there was a post-house.
Humboldt declares the road magnificent.
We learn from the venerable Bede (A. D. 700) that the Roman roads of England were built at various periods in the second, third, and fourth centuries; the people, criminals, and the Roman soldiery being employed thereon.
The four principal ones were, —
1. Watling Street; from Kent, by way of London, to Cardigan Bay, in Wales.
2. Ikenild Street; from St. David's, Wales, by way of Birmingham, Derby, and York, to Tynemouth, England.
3. Fosse Way; from Cornwall to Lincoln.
4. Ermin Street; from St. David's to Southampton.
In many places the remains are yet visible; in many others the old pavement is below the surface, having been buried by the vegetable growth of centuries, or covered by earth from other natural cause, such as land-slips and watercourses.
Highways were first made public in many parts of England by the Romans.

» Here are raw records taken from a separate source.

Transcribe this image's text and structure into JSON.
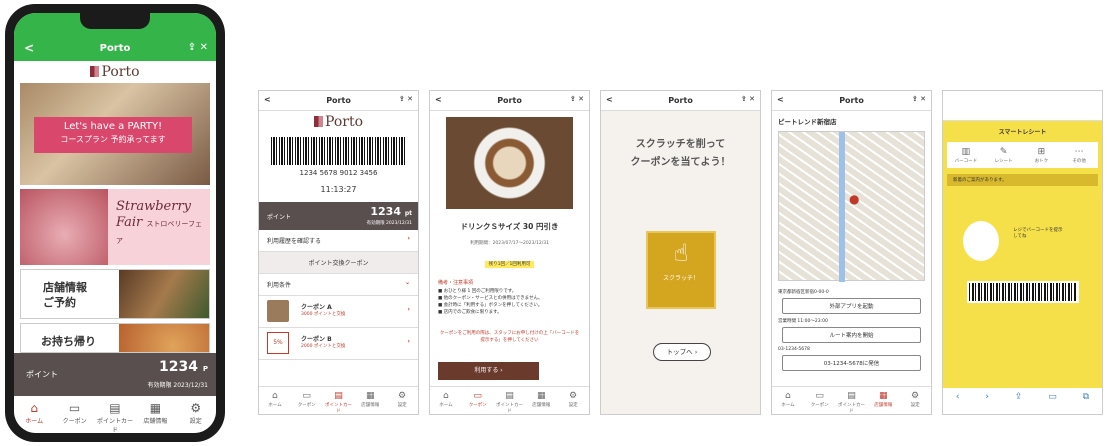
{
  "phone": {
    "title": "Porto",
    "back": "<",
    "actions": "⇪ ✕",
    "logo": "Porto",
    "banner1": {
      "title": "Let's have a PARTY!",
      "sub": "コースプラン 予約承ってます"
    },
    "banner2": {
      "title1": "Strawberry",
      "title2": "Fair",
      "sub": "ストロベリーフェア"
    },
    "banner3": "店舗情報\nご予約",
    "banner4": "お持ち帰り",
    "point_label": "ポイント",
    "point_value": "1234",
    "point_unit": "P",
    "point_expiry": "有効期限 2023/12/31",
    "tabs": [
      "ホーム",
      "クーポン",
      "ポイントカード",
      "店舗情報",
      "設定"
    ]
  },
  "s2": {
    "title": "Porto",
    "logo": "Porto",
    "code": "1234 5678 9012 3456",
    "time": "11:13:27",
    "point_label": "ポイント",
    "point_value": "1234",
    "point_unit": "pt",
    "expiry": "有効期限 2023/12/31",
    "history": "利用履歴を確認する",
    "exchange": "ポイント交換クーポン",
    "conditions": "利用条件",
    "coupon_a": "クーポン A",
    "coupon_a_pts": "3000 ポイントと交換",
    "coupon_b": "クーポン B",
    "coupon_b_pts": "2000 ポイントと交換",
    "tabs": [
      "ホーム",
      "クーポン",
      "ポイントカード",
      "店舗情報",
      "設定"
    ]
  },
  "s3": {
    "title": "Porto",
    "coupon": "ドリンクＳサイズ 30 円引き",
    "period": "利用期間：2023/07/17～2023/12/31",
    "badge": "残り1回／1回利用可",
    "notes_h": "備考・注意事項",
    "notes": [
      "■ おひとり様 1 回のご利用限りです。",
      "■ 他のクーポン・サービスとの併用はできません。",
      "■ 会計時に「利用する」ボタンを押してください。",
      "■ 店内でのご飲食に限ります。"
    ],
    "warn": "クーポンをご利用の際は、スタッフにお申し付けの上「バーコードを提示する」を押してください",
    "use": "利用する",
    "tabs": [
      "ホーム",
      "クーポン",
      "ポイントカード",
      "店舗情報",
      "設定"
    ]
  },
  "s4": {
    "title": "Porto",
    "head1": "スクラッチを削って",
    "head2": "クーポンを当てよう！",
    "scratch": "スクラッチ！",
    "top": "トップへ"
  },
  "s5": {
    "title": "Porto",
    "store": "ピートレンド新宿店",
    "addr": "東京都新宿区新宿0-00-0",
    "b1": "外部アプリを起動",
    "hours": "営業時間 11:00～23:00",
    "b2": "ルート案内を開始",
    "tel": "03-1234-5678",
    "b3": "03-1234-5678に発信",
    "tabs": [
      "ホーム",
      "クーポン",
      "ポイントカード",
      "店舗情報",
      "設定"
    ]
  },
  "s6": {
    "brand": "スマートレシート",
    "menu": [
      "バーコード",
      "レシート",
      "おトク",
      "その他"
    ],
    "notice": "新着のご案内があります。",
    "bubble": "レジでバーコードを提示してね"
  }
}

In the time of Edward I. they were ordered to be widened and cleared of tree